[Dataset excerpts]
* * * * * * *

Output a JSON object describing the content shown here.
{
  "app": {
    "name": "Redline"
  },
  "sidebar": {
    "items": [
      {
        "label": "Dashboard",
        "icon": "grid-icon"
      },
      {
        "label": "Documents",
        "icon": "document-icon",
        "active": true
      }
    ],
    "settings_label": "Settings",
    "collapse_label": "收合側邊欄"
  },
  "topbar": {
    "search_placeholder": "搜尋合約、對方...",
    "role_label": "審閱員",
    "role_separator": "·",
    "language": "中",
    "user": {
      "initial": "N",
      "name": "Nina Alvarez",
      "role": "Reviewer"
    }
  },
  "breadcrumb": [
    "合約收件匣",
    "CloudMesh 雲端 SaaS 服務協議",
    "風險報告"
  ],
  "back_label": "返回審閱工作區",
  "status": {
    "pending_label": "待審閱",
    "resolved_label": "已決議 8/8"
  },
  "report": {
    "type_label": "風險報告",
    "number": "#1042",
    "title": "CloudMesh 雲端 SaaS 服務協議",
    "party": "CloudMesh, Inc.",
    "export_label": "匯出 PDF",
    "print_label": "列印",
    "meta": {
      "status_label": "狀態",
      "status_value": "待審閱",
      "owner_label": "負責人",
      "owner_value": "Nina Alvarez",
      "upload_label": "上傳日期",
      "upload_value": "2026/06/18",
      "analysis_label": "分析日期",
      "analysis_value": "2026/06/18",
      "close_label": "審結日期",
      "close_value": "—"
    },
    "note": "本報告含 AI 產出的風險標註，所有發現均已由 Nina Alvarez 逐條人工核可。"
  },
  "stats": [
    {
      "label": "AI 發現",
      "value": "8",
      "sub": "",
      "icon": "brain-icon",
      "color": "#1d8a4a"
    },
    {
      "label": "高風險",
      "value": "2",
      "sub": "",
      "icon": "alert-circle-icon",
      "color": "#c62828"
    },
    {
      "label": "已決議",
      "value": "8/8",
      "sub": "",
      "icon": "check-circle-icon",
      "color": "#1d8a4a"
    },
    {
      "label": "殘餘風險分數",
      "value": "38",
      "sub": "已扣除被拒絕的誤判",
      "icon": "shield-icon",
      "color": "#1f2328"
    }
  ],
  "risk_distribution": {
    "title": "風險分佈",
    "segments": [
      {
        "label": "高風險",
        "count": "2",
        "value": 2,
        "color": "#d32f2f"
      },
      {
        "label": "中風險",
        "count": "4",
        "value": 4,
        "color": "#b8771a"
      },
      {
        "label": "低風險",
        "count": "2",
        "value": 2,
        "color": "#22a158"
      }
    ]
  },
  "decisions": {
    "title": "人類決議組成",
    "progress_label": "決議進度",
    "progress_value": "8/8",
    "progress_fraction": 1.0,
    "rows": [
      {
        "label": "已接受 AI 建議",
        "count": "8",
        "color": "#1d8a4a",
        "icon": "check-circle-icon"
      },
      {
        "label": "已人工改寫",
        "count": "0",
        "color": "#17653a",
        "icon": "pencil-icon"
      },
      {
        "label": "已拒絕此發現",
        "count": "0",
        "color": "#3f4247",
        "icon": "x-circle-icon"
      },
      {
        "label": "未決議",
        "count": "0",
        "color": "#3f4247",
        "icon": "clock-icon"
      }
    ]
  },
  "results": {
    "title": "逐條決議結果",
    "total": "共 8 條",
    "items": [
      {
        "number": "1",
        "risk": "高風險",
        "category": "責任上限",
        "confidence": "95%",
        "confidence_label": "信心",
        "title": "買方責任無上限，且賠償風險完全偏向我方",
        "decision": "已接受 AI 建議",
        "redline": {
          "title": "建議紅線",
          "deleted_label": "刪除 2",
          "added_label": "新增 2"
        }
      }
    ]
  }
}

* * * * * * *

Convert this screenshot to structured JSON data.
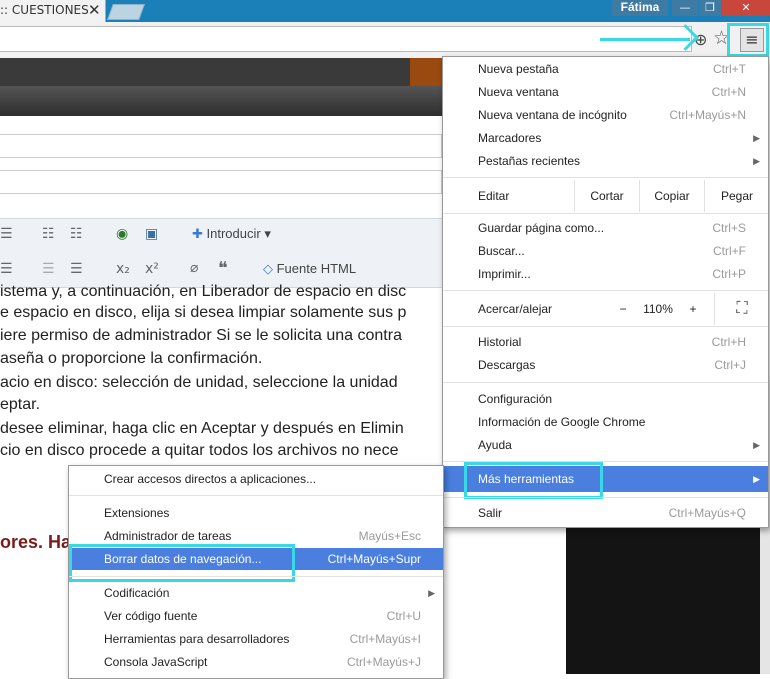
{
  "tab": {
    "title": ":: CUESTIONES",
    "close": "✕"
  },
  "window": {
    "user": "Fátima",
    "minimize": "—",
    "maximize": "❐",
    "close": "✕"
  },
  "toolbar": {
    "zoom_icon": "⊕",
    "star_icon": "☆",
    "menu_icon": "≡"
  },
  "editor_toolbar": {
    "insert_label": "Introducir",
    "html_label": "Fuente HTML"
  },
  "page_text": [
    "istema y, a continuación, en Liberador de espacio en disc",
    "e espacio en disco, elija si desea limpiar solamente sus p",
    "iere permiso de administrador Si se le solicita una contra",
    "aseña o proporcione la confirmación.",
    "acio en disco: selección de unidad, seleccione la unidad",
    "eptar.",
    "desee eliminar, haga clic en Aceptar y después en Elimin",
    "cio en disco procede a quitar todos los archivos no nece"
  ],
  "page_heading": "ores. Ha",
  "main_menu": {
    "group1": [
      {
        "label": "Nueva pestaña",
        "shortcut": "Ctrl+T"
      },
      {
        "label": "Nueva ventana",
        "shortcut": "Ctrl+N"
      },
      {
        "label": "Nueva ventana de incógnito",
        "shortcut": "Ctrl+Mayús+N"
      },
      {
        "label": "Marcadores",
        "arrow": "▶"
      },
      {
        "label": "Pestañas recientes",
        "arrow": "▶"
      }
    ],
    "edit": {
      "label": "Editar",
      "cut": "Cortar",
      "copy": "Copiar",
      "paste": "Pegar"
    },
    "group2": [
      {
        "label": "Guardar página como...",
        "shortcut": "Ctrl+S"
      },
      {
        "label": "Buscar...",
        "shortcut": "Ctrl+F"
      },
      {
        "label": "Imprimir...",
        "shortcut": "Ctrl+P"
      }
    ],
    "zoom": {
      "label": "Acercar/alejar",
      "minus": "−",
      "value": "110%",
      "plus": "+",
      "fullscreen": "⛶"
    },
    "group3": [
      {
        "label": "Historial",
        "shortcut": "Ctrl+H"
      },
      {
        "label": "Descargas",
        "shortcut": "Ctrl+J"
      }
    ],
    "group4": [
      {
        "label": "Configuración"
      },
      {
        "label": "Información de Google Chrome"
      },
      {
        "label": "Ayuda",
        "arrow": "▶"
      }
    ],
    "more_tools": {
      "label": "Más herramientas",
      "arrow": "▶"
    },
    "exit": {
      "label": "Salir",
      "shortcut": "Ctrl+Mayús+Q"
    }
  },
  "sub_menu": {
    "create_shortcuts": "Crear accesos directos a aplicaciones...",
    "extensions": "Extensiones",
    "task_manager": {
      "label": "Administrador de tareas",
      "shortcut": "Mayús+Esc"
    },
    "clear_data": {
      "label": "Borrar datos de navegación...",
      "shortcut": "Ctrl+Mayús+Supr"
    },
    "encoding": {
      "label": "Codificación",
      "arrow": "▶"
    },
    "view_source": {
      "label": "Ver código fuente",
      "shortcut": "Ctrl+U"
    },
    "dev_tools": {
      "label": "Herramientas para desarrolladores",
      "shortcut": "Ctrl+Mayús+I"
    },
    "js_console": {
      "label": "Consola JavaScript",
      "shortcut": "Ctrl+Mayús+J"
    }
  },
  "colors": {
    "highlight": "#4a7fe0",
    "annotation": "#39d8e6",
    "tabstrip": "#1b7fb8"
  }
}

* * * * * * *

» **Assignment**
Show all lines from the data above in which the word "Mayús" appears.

» **Output for this task**
        "shortcut": "Ctrl+Mayús+N"
      "shortcut": "Ctrl+Mayús+Q"
      "shortcut": "Mayús+Esc"
      "shortcut": "Ctrl+Mayús+Supr"
      "shortcut": "Ctrl+Mayús+I"
      "shortcut": "Ctrl+Mayús+J"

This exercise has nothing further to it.